WHAT YOU WILL DO ::
Retype each line below precisely and omit all images.

===============

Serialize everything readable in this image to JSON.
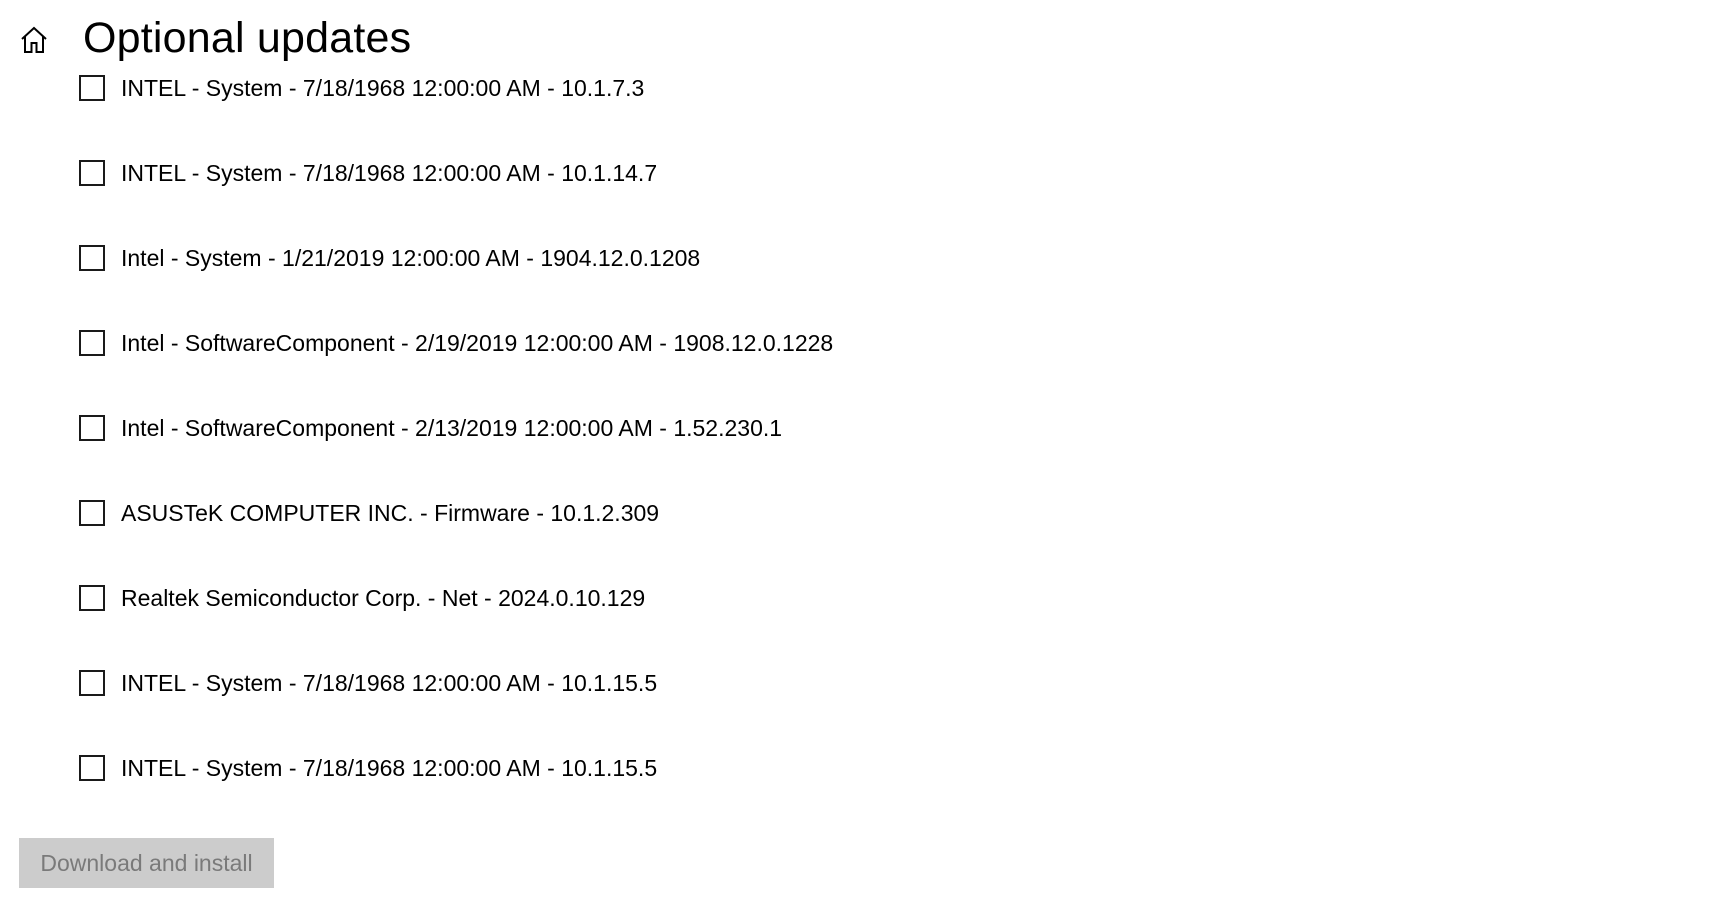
{
  "header": {
    "home_icon": "home-icon",
    "title": "Optional updates"
  },
  "updates": [
    {
      "label": "INTEL - System - 7/18/1968 12:00:00 AM - 10.1.7.3",
      "checked": false
    },
    {
      "label": "INTEL - System - 7/18/1968 12:00:00 AM - 10.1.14.7",
      "checked": false
    },
    {
      "label": "Intel - System - 1/21/2019 12:00:00 AM - 1904.12.0.1208",
      "checked": false
    },
    {
      "label": "Intel - SoftwareComponent - 2/19/2019 12:00:00 AM - 1908.12.0.1228",
      "checked": false
    },
    {
      "label": "Intel - SoftwareComponent - 2/13/2019 12:00:00 AM - 1.52.230.1",
      "checked": false
    },
    {
      "label": "ASUSTeK COMPUTER INC. - Firmware - 10.1.2.309",
      "checked": false
    },
    {
      "label": "Realtek Semiconductor Corp. - Net - 2024.0.10.129",
      "checked": false
    },
    {
      "label": "INTEL - System - 7/18/1968 12:00:00 AM - 10.1.15.5",
      "checked": false
    },
    {
      "label": "INTEL - System - 7/18/1968 12:00:00 AM - 10.1.15.5",
      "checked": false
    }
  ],
  "actions": {
    "install_label": "Download and install",
    "install_enabled": false
  },
  "colors": {
    "background": "#ffffff",
    "text": "#000000",
    "checkbox_border": "#1a1a1a",
    "button_disabled_bg": "#cccccc",
    "button_disabled_text": "#7a7a7a"
  }
}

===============

REPLY ::
Serialize everything readable in this image to JSON.
{
  "header": {
    "home_icon": "home-icon",
    "title": "Optional updates"
  },
  "updates": [
    {
      "label": "INTEL - System - 7/18/1968 12:00:00 AM - 10.1.7.3",
      "checked": false
    },
    {
      "label": "INTEL - System - 7/18/1968 12:00:00 AM - 10.1.14.7",
      "checked": false
    },
    {
      "label": "Intel - System - 1/21/2019 12:00:00 AM - 1904.12.0.1208",
      "checked": false
    },
    {
      "label": "Intel - SoftwareComponent - 2/19/2019 12:00:00 AM - 1908.12.0.1228",
      "checked": false
    },
    {
      "label": "Intel - SoftwareComponent - 2/13/2019 12:00:00 AM - 1.52.230.1",
      "checked": false
    },
    {
      "label": "ASUSTeK COMPUTER INC. - Firmware - 10.1.2.309",
      "checked": false
    },
    {
      "label": "Realtek Semiconductor Corp. - Net - 2024.0.10.129",
      "checked": false
    },
    {
      "label": "INTEL - System - 7/18/1968 12:00:00 AM - 10.1.15.5",
      "checked": false
    },
    {
      "label": "INTEL - System - 7/18/1968 12:00:00 AM - 10.1.15.5",
      "checked": false
    }
  ],
  "actions": {
    "install_label": "Download and install",
    "install_enabled": false
  },
  "colors": {
    "background": "#ffffff",
    "text": "#000000",
    "checkbox_border": "#1a1a1a",
    "button_disabled_bg": "#cccccc",
    "button_disabled_text": "#7a7a7a"
  }
}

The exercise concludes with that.